As we close out 2011, raise a glass to another year of being in business. Small businesses are the engines of economic growth in this country – the heroes who create employment for others, create innovative products and services, and contribute to our communities.
May the joy and peace of this season be with you and your family,
We’ve all heard the line “Do one thing every day that scares you,” or we’ve read it on a Lululemon product bag. But why would we want to do something every day that scares us? Petting an angry dog scares me, so why would I want to do it? Sounds pretty negative to me and not very motivating.
I believe in the benefits of expanding our worldview and understanding of our selves, so I like to do something every day that stretches me. I recognize that great success and happiness are only possible when we’re willing to take a little risk. Stretching ourselves outside of our comfort zone is a conscious activity that calls for courage and vigilance. And sometimes the only way we can find that strength is to take it one step at a time.
Try to remember the last time you resisted, avoided or delayed doing an activity that made you feel uneasy or uncomfortable. What made you feel uncomfortable?
Now spend some time visualizing yourself actually doing whatever it was that you resisted, avoided or delayed. Create a vivid picture of yourself being fearless throughout the activity. You’ve done this 100 times before; it’s completely comfortable. Doing one thing every day that stretches us means that we’re going to learn something, and have a deeper appreciation of our true selves and abilities. And for an entrepreneur, this can only mean a more rewarding and enriching small business experience.
After two years of 20-hour days in start-up, I honestly believe that starting and running a successful company is a linked series of tests – almost daily tests of personal ability, skill, agility, determination, worthiness and limits. Theory is for the classroom. The real tests begin outside of the classroom.
Every day, entrepreneurs are faced with circumstances so unique to them that new or novel strategies, tactics or actions have to be developed to deal with them. Business schools teach theory that mostly apply to big companies – companies with the benefit of resources, people and support.
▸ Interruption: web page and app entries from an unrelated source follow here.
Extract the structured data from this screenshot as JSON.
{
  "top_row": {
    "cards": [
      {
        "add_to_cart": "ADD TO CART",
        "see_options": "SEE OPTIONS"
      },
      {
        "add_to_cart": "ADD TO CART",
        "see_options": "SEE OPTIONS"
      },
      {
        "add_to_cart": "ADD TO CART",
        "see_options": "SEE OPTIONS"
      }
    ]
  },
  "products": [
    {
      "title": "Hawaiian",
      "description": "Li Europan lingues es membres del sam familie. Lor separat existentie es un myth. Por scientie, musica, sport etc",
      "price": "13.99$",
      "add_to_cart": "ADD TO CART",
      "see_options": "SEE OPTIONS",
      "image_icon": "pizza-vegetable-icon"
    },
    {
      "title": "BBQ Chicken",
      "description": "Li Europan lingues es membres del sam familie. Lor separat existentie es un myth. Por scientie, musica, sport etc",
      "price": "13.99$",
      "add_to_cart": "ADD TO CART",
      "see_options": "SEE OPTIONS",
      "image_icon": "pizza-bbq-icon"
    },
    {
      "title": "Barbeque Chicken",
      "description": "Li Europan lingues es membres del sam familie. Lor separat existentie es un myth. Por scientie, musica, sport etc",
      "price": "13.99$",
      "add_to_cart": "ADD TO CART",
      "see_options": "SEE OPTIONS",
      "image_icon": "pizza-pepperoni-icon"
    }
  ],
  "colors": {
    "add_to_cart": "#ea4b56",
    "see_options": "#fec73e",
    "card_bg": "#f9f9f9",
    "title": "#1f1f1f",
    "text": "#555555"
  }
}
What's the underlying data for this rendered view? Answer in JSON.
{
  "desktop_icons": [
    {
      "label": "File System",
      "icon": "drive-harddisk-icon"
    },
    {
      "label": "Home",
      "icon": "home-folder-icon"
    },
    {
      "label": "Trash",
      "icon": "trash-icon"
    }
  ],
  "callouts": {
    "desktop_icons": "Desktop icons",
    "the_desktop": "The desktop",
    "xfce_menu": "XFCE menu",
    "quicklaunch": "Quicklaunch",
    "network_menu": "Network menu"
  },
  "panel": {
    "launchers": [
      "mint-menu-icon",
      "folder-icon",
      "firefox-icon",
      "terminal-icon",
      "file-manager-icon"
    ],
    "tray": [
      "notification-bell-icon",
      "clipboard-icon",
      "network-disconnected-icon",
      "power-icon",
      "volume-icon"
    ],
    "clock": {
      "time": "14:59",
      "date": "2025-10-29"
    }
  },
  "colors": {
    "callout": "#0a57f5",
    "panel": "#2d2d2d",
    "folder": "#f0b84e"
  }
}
In small business, theory does not help us create unique solutions to problems we hadn’t planned on. Instead, our survival depends on the entrepreneur’s ability to respond to new information and to execute correctly.
For some, facing new challenges every day is the joy of running a business. For others, it is simply too overwhelming and one of the factors associated with the high rate of business closure.
I get up every morning knowing that something somewhere will challenge me, make me stretch, make me work harder that day. I also know that the more tests we pass, the more incremental successes we have, and the more confident we become in our abilities and skills as entrepreneurs. This is the beauty of experience. Relish in your success every day knowing you’ve just passed another real-life test of being an entrepreneur.